Composing the panel were Etienne Sanz de Acedo, INTA’s CEO; Jose Luis Londoño, INTA’s Chief Representative Officer, Latin America and the Caribbean; Loreto Bresky, National Director of Chile’s National Institute of Industrial Property (INAPI); and Juan Alejandro Rodríguez, Senior Legal Counsel at the World Intellectual Property Organization (WIPO). Rodrigo Velasco A. (Alessandri Abogados) moderated the panel.

The panelists agreed that time and cost are advantages of the Madrid System since it is a mechanism for unifying and simplifying procedures and allows centralized management of a global portfolio of trademarks.

Mr. Sanz de Acedo highlighted that Chile is entering the System at the right time and would join Brazil and Mexico—two of the largest economies in the region—which are already members.

Ms. Bresky emphasized that the Madrid System, which is managed by WIPO, facilitates the internalization of national trademarks and the entry of foreign trademarks, promoting the arrival of international products and services and with it, foreign investment.

According to Mr. Rodriguez, lawyers will need to advise their clients on when it is best to use the Madrid Protocol.

INTA and INAPI agreed that the System will only be successful in Chile if its use is incentivized. They believe implementation must come together through a series of measures that better protect trademark owners and help IP professionals handle the initial impact that the change will have on domestic trademark filings.

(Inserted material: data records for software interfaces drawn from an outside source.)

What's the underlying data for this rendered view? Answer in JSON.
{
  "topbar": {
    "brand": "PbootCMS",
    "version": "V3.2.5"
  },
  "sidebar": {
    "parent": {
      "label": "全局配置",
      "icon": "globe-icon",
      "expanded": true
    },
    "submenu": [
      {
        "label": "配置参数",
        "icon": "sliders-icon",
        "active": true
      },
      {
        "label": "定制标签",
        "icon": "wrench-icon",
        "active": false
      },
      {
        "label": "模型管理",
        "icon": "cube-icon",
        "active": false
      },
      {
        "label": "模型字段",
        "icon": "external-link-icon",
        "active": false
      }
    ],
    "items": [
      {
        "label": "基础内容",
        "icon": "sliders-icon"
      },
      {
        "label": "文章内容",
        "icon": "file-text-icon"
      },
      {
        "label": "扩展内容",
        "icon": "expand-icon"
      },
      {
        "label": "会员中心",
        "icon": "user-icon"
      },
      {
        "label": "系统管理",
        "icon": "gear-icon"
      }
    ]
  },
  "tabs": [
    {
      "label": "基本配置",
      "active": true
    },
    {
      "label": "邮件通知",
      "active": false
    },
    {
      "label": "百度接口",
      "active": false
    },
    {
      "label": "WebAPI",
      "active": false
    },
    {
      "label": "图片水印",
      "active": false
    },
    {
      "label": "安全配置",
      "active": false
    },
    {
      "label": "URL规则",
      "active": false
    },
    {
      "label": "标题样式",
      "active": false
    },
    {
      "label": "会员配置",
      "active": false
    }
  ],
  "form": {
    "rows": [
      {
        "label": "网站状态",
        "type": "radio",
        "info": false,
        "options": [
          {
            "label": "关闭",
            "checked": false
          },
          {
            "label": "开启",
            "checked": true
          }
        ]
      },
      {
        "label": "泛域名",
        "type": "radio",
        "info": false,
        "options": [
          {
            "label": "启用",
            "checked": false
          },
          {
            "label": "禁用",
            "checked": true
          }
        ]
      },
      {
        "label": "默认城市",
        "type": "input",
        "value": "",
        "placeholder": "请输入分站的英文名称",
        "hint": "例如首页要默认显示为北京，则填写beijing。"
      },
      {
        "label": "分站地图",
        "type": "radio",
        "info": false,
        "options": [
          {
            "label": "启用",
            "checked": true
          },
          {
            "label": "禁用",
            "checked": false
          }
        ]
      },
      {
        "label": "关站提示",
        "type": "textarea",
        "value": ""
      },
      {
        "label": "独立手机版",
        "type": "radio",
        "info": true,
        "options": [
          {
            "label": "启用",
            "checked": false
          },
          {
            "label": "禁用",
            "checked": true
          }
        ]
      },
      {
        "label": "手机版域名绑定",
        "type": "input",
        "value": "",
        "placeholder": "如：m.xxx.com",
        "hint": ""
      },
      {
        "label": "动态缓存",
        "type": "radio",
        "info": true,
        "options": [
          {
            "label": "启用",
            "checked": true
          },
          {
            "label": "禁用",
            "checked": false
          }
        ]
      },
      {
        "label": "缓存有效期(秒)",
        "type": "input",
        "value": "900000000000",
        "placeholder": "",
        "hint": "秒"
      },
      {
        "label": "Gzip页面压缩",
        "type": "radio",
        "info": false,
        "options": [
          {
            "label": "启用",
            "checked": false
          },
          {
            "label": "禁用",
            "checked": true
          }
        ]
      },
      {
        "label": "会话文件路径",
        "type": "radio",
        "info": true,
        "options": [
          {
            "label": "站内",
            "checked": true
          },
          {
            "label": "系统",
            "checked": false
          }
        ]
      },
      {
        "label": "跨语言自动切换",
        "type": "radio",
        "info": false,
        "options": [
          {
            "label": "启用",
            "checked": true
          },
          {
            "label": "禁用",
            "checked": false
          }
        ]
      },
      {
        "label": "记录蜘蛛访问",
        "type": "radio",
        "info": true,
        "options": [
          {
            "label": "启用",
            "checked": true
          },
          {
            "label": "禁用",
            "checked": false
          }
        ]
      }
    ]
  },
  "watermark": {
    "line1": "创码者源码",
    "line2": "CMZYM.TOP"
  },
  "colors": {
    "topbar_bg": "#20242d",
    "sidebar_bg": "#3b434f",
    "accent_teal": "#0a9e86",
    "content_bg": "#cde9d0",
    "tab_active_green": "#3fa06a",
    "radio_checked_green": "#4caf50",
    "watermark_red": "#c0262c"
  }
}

Although every effort has been made to verify the accuracy of this article, readers are urged to check independently on matters of specific concern or interest. 

© 2021 International Trademark Association